“I wanted to empower students to be digital creators and makers so as to cultivate real-world problem solving, encourage digital creativity and innovation and foster their ability to collaborate and co-create with peers.” 

Alfred went on to create Digital Escape Room with two other teachers in 2019. This is a computer game where students use science clues to escape from three locked virtual rooms.

The game was unleashed on Primary 6 students during the June holidays. Students had 60 minutes to escape each room and go on to the next room. During the game, students were exposed to simulation software, virtual manipulatives and immersive technology (Augmented Reality).

Alfred said, “We wanted them to be able to revise their science topics in a more fun and engaging way. Students also learn to be resilient through the process of solving the clues as they are more likely to keep trying in a game. In the process, we are preparing them for a life of learning.”

His unconventional approach worked. Digital Escape Room had entire classrooms engrossed – and busily soaking up science knowledge. It even turned students who disliked science into enthusiasts. One such student, Ng Qing Kai, 13, said, “The rooms consist of digital puzzles, Micro:bits and digital experiments. We recall science concepts we have learnt while deciphering clues to escape the room. It made learning science so much fun. I really got into the game, and this got me interested in science.”

Digital Escape Room was shared with a group of 30 teachers at the School of Science and Technology Summit. They were thrilled and wanted to know how they could introduce this in their own schools.   

Digital drive at Greenridge Primary

Even as Alfred was getting students excited about digital tools, he wanted to do the same for his fellow teachers.
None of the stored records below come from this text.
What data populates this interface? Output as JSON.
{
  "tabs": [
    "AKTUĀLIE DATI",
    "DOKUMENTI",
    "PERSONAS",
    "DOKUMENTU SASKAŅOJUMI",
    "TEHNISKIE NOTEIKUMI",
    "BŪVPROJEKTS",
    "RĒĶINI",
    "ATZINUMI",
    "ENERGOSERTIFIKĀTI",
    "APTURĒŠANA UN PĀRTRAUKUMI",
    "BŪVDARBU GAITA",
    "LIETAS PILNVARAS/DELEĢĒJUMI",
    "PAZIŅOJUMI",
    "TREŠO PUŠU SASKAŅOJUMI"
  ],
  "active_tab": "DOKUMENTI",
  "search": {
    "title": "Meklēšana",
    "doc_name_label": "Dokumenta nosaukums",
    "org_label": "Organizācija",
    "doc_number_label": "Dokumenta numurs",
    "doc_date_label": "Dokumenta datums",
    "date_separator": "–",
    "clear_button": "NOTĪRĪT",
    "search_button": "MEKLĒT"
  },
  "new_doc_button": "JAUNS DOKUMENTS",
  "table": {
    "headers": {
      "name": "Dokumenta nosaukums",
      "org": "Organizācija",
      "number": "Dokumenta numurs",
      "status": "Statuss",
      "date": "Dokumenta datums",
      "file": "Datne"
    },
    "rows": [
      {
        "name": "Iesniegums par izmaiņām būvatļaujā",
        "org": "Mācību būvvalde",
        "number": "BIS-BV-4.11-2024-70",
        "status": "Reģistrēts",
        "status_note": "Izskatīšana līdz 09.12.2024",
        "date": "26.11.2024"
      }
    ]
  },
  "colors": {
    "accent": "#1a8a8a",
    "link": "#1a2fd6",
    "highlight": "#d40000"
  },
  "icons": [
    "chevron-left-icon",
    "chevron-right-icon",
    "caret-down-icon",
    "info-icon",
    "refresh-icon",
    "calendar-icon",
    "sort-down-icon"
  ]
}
In 2015, as then Subject Head for ICT, Alfred conducted a schoolwide survey and discovered that the adoption of ICT was uneven among the teachers.

His solution was to create an ICT mentorship programme. Started in 2017, the annual programme involves four mentors in four subject areas – English, Mathematics, Science and Mother Tongue. And they would also take two or three teachers under their wings. For one year, mentors meet with mentees for an hour once a week (within the normal school hours) to teach them e-pedagogy and digital tools. The mentors also observe the mentees in class.

The programme was a huge hit. More than 40 teachers have already gone through the programme and mentees regularly ask to remain in the programme even after their one-year stint. 

In 2017, Alfred launched Greenridge Primary’s very own ICT Fest, which has since become a biennial event. At the one-day festival, four to five workshops are held concurrently and teachers get to choose the ICT tools that they would like to learn.

In the same year, Alfred also organised the school’s annual Cyber Wellness Week and Safer Internet Day together with his Cyber Wellness coordinator. It made such an impact that he was awarded the Outstanding Contribution Award for Cyber Wellness during the school award day.

Into the future

In 2020, Alfred piloted Computational Thinking and Coding as part of the school’s Applied Learning Programme.

Developed by Alfred and the Subject Head for Special Projects, the initiative comprising a 10-hour course over two terms teaches P3 students to programme using Scratch language. Eventually the programme will be scaled up for all levels in the school.  

Explained Alfred, “Students will develop a solution for a problem using coding. For example, they will learn how to make an online invitation card.”

The goal of the programme is to develop students’ holistic problem-solving skills. “Students will develop computational thinking attitudes such as imagination, out-of-the-box thinking, collaboration and persevering to find solutions. By equipping our students with these key attitudes and skills early, we lay the foundation for our students to be well adapted for the complex and ambiguous world of tomorrow.”

He added, “The greatest power I have as a teacher is knowing that I can make a difference. The most rewarding moment for me is not in producing students with good grades but getting students to believe in themselves, to possess the skill sets and values to thrive in the future, and to be the best they can be.”